_Data:_
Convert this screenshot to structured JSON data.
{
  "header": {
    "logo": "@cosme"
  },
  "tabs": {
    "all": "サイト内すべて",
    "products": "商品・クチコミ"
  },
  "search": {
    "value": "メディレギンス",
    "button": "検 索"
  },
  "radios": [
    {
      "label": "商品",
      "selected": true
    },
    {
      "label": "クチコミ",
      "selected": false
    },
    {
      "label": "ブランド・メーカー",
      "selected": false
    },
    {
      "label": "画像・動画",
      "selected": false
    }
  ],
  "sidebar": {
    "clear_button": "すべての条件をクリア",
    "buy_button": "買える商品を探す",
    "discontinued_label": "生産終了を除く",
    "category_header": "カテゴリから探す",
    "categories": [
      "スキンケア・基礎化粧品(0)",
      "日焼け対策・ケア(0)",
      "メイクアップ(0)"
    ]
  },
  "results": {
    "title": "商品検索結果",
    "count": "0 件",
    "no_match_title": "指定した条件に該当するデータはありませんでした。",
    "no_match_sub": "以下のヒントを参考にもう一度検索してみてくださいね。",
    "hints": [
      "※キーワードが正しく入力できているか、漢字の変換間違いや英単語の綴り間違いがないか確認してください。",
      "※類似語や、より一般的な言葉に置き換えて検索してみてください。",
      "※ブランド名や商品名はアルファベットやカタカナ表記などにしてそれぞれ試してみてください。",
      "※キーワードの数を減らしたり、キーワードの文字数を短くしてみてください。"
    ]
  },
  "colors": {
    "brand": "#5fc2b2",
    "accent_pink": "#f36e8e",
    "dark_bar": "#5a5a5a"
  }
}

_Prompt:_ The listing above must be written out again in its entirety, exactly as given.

_Your response:_
Convert this screenshot to structured JSON data.
{
  "header": {
    "logo": "@cosme"
  },
  "tabs": {
    "all": "サイト内すべて",
    "products": "商品・クチコミ"
  },
  "search": {
    "value": "メディレギンス",
    "button": "検 索"
  },
  "radios": [
    {
      "label": "商品",
      "selected": true
    },
    {
      "label": "クチコミ",
      "selected": false
    },
    {
      "label": "ブランド・メーカー",
      "selected": false
    },
    {
      "label": "画像・動画",
      "selected": false
    }
  ],
  "sidebar": {
    "clear_button": "すべての条件をクリア",
    "buy_button": "買える商品を探す",
    "discontinued_label": "生産終了を除く",
    "category_header": "カテゴリから探す",
    "categories": [
      "スキンケア・基礎化粧品(0)",
      "日焼け対策・ケア(0)",
      "メイクアップ(0)"
    ]
  },
  "results": {
    "title": "商品検索結果",
    "count": "0 件",
    "no_match_title": "指定した条件に該当するデータはありませんでした。",
    "no_match_sub": "以下のヒントを参考にもう一度検索してみてくださいね。",
    "hints": [
      "※キーワードが正しく入力できているか、漢字の変換間違いや英単語の綴り間違いがないか確認してください。",
      "※類似語や、より一般的な言葉に置き換えて検索してみてください。",
      "※ブランド名や商品名はアルファベットやカタカナ表記などにしてそれぞれ試してみてください。",
      "※キーワードの数を減らしたり、キーワードの文字数を短くしてみてください。"
    ]
  },
  "colors": {
    "brand": "#5fc2b2",
    "accent_pink": "#f36e8e",
    "dark_bar": "#5a5a5a"
  }
}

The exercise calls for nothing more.